Transportation, Highways and Structures, Vice President
Having worked on projects in Kentucky, Tennessee, West Virginia, and North Carolina during my 20+ years at Qk4, I have been afforded the opportunity to see how four state transportation departments approach highway design projects. I have applied some of the best practices of each state to all my design projects. For example, Tennessee requires that environmental boundaries for wetlands and streams be shown on the plans; that has enhanced my awareness for determining environmental footprints and probable in-lieu costs for Kentucky projects. Projects on which I gained the most experience are:
Kentucky: I-64 in Jefferson and Shelby Counties
Tennessee: SR 111 in Sequatchie and Van Buren Counties
West Virginia: WV 9 between Charlestown and Martinsburg
North Carolina: NC 55 in Mooresville
I-64 widening produced a challenge between a proposed overpass bridge design and a major overhead utility tower. Louisville Gas & Eelectric estimated a two-year delay to the project for tower design and relocation. My staff and I redesigned our profile grade to save the existing bridge and still meet horizontal and vertical clearance criteria for the widened interstate.
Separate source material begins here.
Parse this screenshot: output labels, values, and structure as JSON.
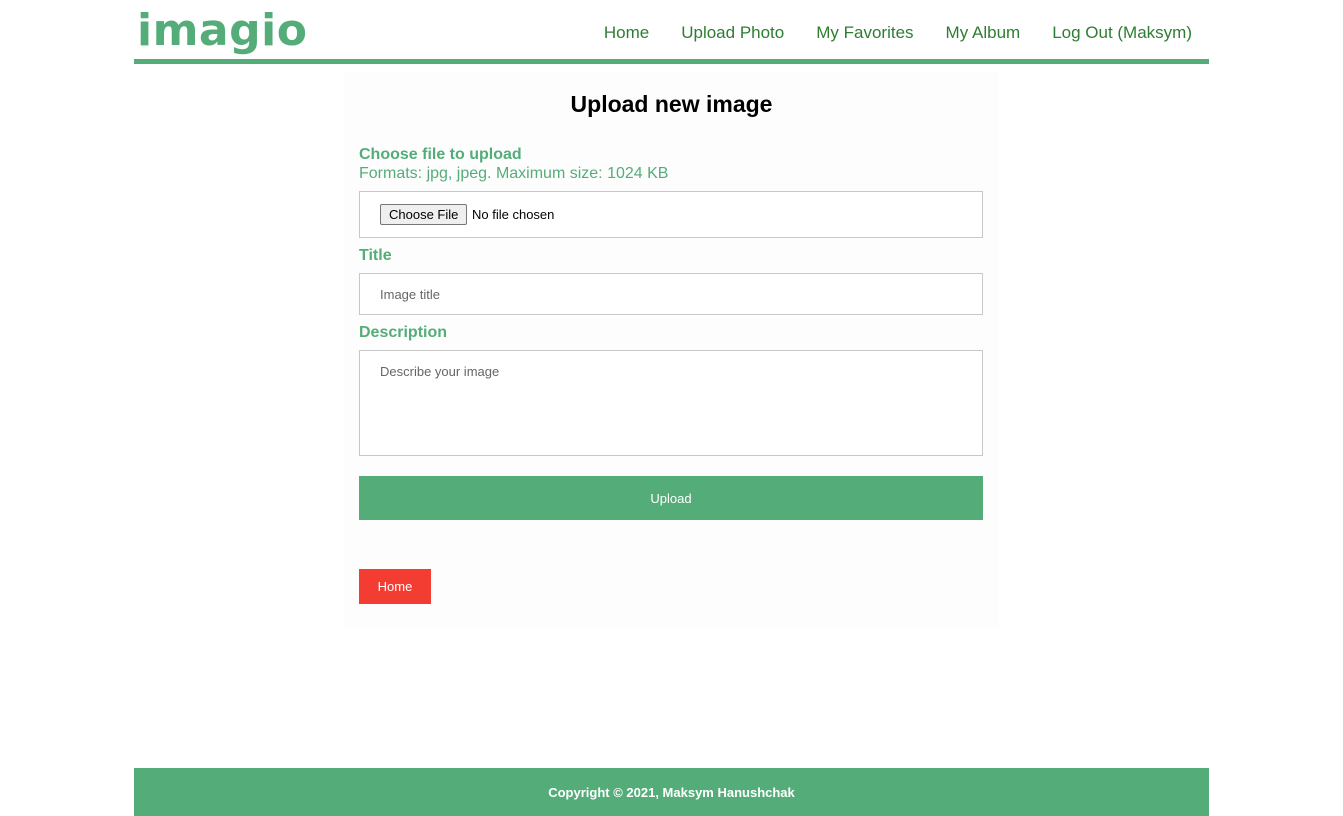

I started my engineering career by specializing in drainage design with the highlight being developing the drainage documentation for the entire Toyota Access Roads project in the mid 1980s. I transitioned into complete plan development and project management during tenures in North Carolina (2 years) and West Virginia (3 years) with my previous employer. During my 20 years at Qk4, I have been fortunate to work on many Kentucky Transportation Cabinet and Louisville Metro projects. Our design for Johnsontown Road in southern Jefferson County provided an improved link between Dixie Highway and the Tradeport Industrial Park along the Greenbelt Highway. The project earned an APWA Award.